Fener Greek Orthodox Patriarchate (Constantinople Ecumenical Patriarchate) This site was founded by Apostle Andrea in AD 37. It was considered equal to the Roman Patriarchate after the Fourth Ecumenical Council, which was held in Chalcedon (Kadikoy) in 451. Following the division of the Roman Empire, Constantinople Ecumenical Patriarchate, also known as the Eastern Church, refused the Council and separated from the Catholic Church in the fifth century.
Monastery of the Holy Trinity This monastery, founded in 857, is located in Heybeliada, Istanbul. It comprises several buildings of the Greek Orthodox School of theology, which was closed in 1971. The Turkish government reopened the Orthodox seminary in 2014.
Armenian Orthodox Patriarchate (Armenian Apostolik Church) This Patriarchate is located in Kumkapi, Istanbul. The church is known as Surp

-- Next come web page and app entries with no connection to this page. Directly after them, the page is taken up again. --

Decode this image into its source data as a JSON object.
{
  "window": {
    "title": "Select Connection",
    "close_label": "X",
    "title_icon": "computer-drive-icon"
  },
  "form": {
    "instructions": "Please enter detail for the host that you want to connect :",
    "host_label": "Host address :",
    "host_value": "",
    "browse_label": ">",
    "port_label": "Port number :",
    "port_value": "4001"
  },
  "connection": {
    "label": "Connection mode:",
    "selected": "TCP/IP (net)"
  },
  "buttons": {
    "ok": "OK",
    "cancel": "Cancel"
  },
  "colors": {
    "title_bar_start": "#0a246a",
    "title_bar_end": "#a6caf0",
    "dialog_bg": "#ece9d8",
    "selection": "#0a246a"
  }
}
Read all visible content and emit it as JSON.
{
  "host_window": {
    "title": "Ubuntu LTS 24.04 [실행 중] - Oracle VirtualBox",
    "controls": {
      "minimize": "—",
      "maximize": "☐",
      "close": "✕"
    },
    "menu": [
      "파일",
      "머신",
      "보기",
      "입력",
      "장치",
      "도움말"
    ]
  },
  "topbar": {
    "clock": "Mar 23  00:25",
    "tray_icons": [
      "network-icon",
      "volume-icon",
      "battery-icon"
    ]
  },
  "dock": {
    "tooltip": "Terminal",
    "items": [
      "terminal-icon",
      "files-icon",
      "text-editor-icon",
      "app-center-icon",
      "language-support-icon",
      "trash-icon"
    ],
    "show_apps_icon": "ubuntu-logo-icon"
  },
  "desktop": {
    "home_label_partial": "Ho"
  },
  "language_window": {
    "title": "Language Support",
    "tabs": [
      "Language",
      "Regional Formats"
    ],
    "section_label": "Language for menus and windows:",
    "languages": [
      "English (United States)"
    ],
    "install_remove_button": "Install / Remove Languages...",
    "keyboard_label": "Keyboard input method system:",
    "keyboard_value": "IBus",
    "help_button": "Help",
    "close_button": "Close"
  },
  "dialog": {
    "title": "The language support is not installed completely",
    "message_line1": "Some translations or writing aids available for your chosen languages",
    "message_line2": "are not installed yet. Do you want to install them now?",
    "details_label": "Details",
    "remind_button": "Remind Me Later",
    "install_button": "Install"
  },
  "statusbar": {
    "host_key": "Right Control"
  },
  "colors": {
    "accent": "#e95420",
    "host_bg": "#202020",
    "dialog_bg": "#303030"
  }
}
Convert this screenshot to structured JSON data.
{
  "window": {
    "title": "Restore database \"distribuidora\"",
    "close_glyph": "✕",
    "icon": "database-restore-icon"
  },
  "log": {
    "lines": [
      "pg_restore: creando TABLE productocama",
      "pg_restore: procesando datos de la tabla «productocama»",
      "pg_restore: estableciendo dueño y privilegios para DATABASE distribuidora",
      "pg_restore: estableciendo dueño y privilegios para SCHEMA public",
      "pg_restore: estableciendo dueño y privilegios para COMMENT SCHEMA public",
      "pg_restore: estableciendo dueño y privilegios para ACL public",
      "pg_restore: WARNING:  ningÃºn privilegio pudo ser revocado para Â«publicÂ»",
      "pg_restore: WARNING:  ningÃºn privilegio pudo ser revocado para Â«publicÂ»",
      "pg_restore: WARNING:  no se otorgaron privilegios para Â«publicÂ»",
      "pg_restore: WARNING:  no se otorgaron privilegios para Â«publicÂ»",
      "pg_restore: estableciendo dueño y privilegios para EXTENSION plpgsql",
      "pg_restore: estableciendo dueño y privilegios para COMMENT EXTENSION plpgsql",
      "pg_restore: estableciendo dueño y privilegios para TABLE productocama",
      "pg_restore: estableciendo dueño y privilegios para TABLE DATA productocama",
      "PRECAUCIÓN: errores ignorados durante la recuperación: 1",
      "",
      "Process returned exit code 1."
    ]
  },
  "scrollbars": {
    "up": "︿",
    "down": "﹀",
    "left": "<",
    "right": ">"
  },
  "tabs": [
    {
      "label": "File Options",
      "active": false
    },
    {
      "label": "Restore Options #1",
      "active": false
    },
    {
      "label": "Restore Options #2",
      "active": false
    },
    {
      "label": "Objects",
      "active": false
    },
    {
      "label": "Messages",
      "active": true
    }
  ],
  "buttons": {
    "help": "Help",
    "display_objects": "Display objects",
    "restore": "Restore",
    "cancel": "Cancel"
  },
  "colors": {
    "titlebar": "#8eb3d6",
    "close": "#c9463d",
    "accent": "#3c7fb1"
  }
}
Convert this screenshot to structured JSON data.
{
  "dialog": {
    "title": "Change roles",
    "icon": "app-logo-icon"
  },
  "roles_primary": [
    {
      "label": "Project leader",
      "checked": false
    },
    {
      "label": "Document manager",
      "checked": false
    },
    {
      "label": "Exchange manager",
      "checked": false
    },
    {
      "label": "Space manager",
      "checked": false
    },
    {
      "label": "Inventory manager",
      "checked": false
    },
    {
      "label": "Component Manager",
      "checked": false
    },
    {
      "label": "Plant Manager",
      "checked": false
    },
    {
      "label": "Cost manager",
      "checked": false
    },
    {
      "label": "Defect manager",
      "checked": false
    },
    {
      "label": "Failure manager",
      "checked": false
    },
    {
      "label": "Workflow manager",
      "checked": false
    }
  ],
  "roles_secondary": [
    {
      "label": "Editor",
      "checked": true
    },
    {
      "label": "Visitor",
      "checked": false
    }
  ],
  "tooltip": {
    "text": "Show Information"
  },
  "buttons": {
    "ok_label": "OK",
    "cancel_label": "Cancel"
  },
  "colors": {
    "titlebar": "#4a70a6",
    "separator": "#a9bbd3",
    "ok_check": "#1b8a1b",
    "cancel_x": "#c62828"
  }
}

Astvadzadin and was built in the fourteenth century. The Armenian Church, one of the Oriental Orthodox churches, rejected Chalcedon, which was the Fourth Ecumenical Council held in Chalcedon (Kadikoy, Istanbul) in AD 451. The church has an independent character and differs from the Greek Church (the Eastern Orthodox Church).
Akdamar Church Akdamar Church was first established by Monk Manuel. It was dedicated to the Holy Cross. The area is very important for the Armenian Orthodox religion. According to Anadolu Agency (2014), 71,000 visitors visited the site in 2013.
Ani Churches Ani, also known as “the city of a thousand and one churches,” was a medieval Armenian city in Kars province near the Armenian border. The area is sacred for the Armenian Orthodox religion. It includes religious buildings such as the Church of St Gregory of Tigranes Honentz, the Cathedral, the Church of St Gregory of Abugamrents, the Church of the Redeemer, and the Church of Holy Apostles (Edmonds 1998).
Tigris and Euphrates Rivers (Dicle ve Firat Rivers) The Tigris and the Euphrates rivers are holy for the three monotheistic religions, as it is believed that they were sent by Heaven. In the story of Adam and Eve, the Bible describes the original perfect home of the human race where God planted a garden out of which four streams flowed: the Pishon, the Gihon, the Tigris, and the Euphrates. The Koran has parallel accounts with the Bible in this regard. The Pishon and the Gihon rivers were lost, but the Tigris and Euphrates still flow (Edmonds 1998).
Many other old Byzantine churches in Istanbul have either been converted into mosques (Chora Church, Church of Christ Pantokrator, Church of Christ Pantepoptes, Monastery of Gastria, Church of Saint John the Baptist at Lips, etc.) or function as museums (Hagia Irene). Some have been abandoned and are in ruins (Monastery of Stoudios, Church of the Virgin of the Pharos) and a few are still active (Egresi et al. 2012b).
The MoCT (2015) permits religious ceremonies and symposiums to be held at many church and religious sites, including St Jean’s Basilica in Selfuk, Virgin Mary Church in Izmir, St Pierre Grotto in Antakya, St Nicholas Church in Demre, St Paul Church in Tarsus, St Paul Church in Yalvaf, Sardes in Salihli, Laodicea in Denizli, the churches in Cappadocia (Derinkuyu Orthodoks Church, Kaymakli Church, Goreme Kiliflar Church, El Nazar Church, Urgfip Mustafa Pa§a Konstantin Eleni Church, Avanos Dereyamanli Church), St Sophia Church, and the Council Palace in Iznik, Akdamar Island in Van (once a year), and Sumela Monastery in Trabzon (once a year) by the courtesy of the related Governorship.